A spokesperson for the FOP said the union will appeal the court's decision but provided no further comment.
Meanwhile, Krasner accused FOP Lodge President John McNesby of "continuing to waste members’ dues on frivolous, costly, and politically motivated litigation."
“John McNesby and the FOP leadership should stop engaging in publicity stunts and baseless smears of citizens they purport to serve, and start focusing on helping the Philadelphia Police Department become the modern, trusted, and effective organization the majority of good officers and staff want it to be," Krasner said in a statement.
The FOP-Krasner relationship has been fraught from the very beginning.
Even before Krasner was elected, McNesby warned that Krasner's tenure would create a "rough road" for police officers because the former civil rights lawyer "sent the message early in his career that he's anti-law enforcement," according to the Philadelphia Inquirer.
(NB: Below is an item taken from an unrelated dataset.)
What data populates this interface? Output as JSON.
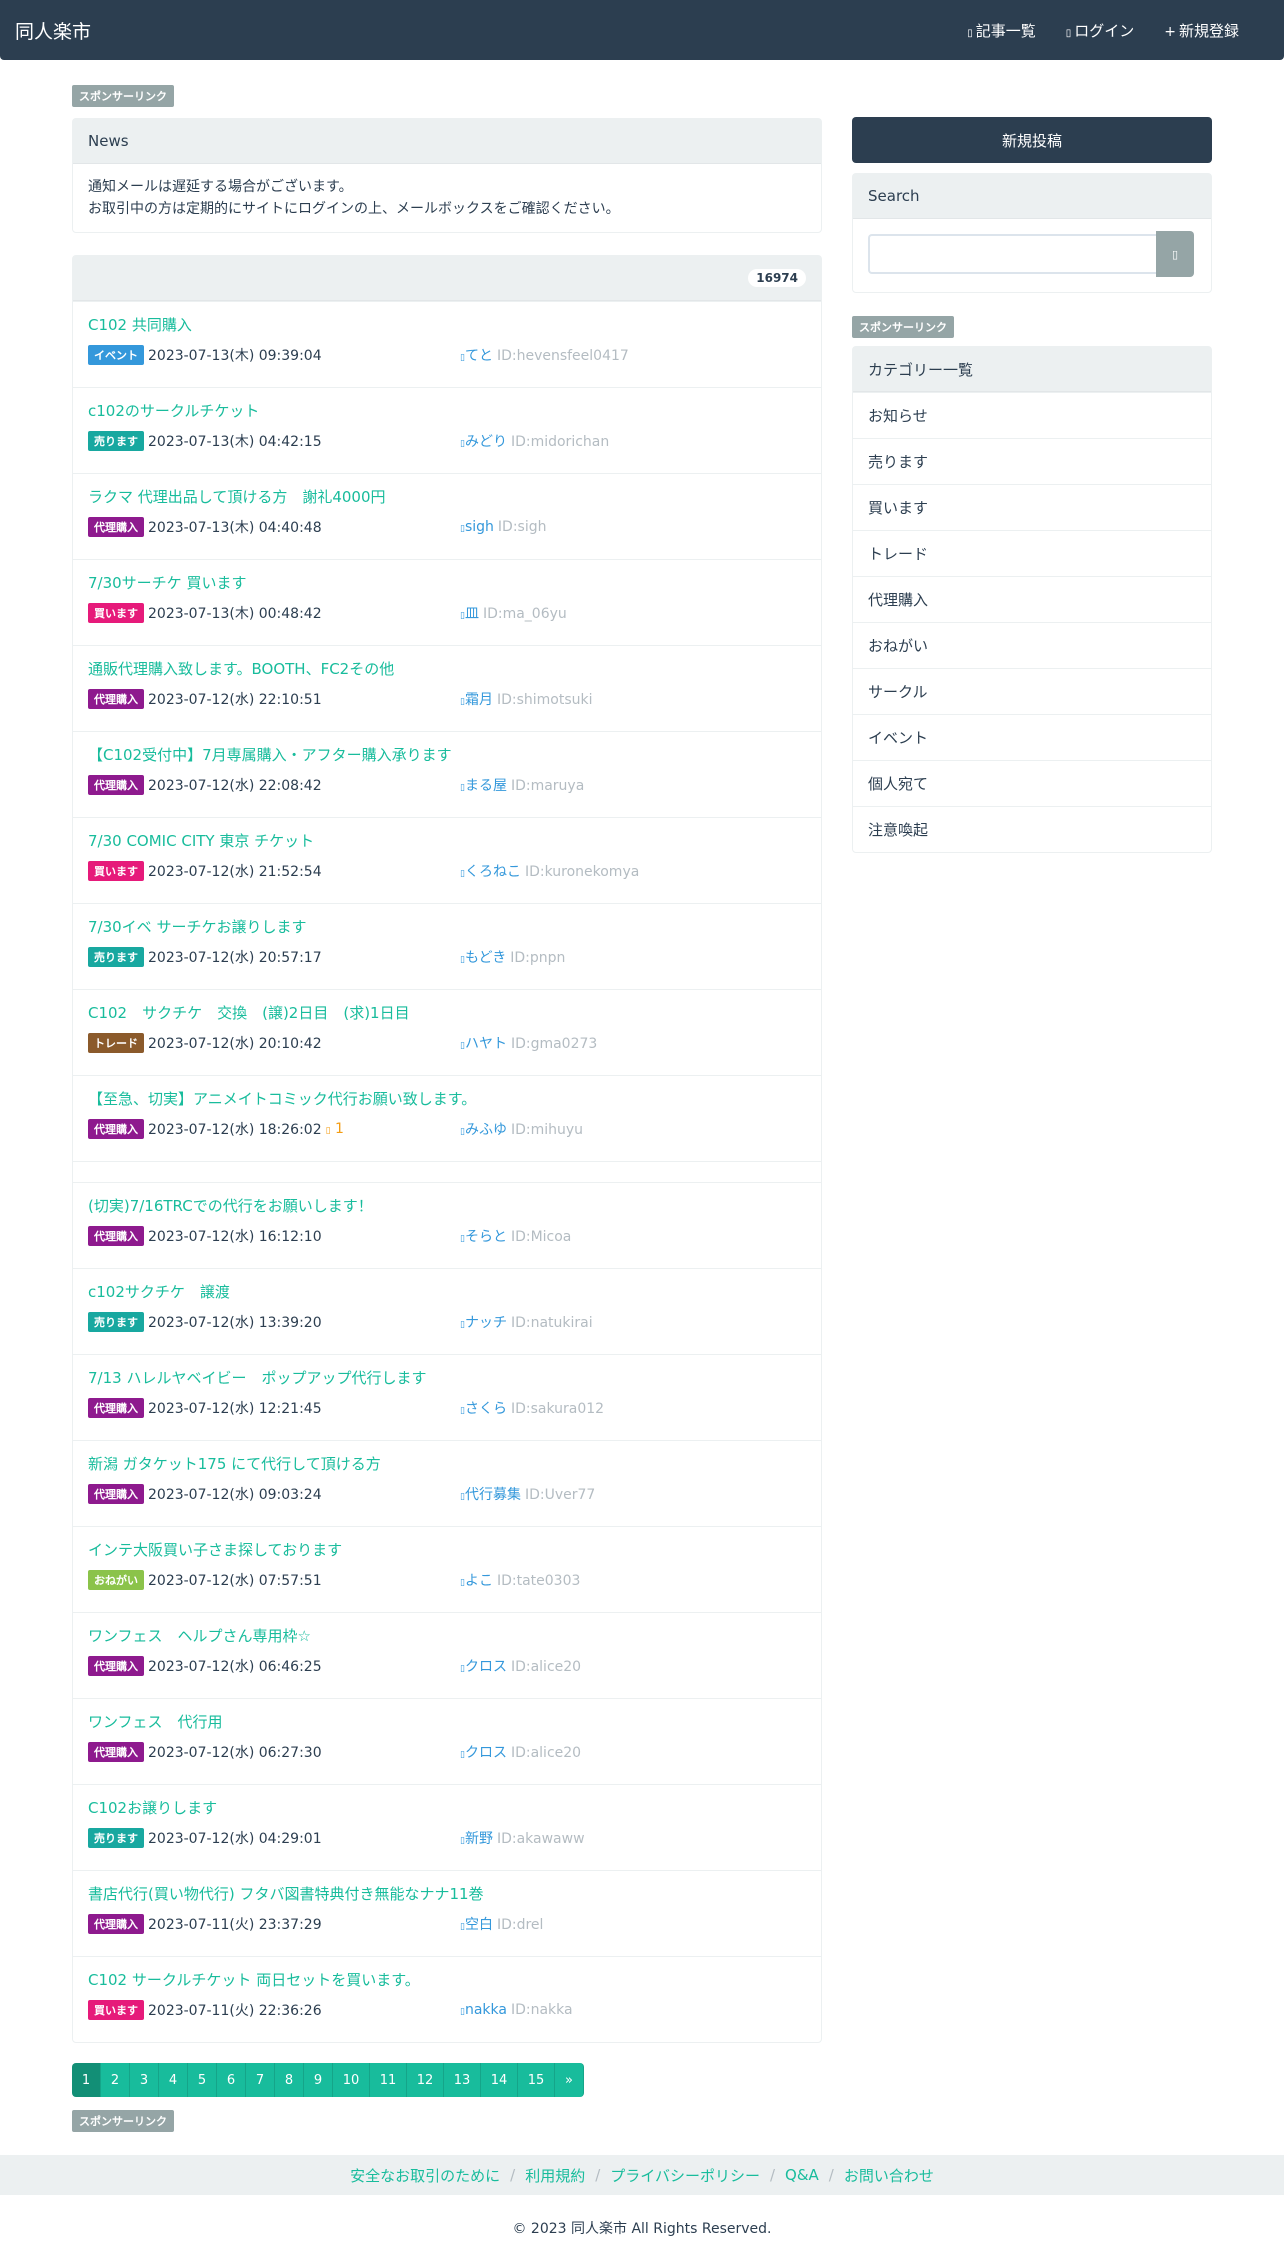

Indeed, Krasner famously sued the Philadelphia police department more than 70 times before becoming district attorney.
Once he assumed office, the clash continued.
McNesby has been an outspoken supporter of Maureen Faulkner, whose police officer husband was killed in 1981 by Mumia Abu-Jamal. Faulkner recently filed a petition asking that the Pennsylvania Attorney General's office to assume control of any future appeals in that case.
Then, earlier this week, McNesby slammed Philadelphia Eagles star safety Malcolm Jenkins for writing an opinion piece that was critical of the police department. Jenkins is an avid Krasner supporter and Krasner, in turn, defended the football player against attacks by the FOP.
"Jenkins was right," Krasner said Thursday during a news conference on an unrelated matter.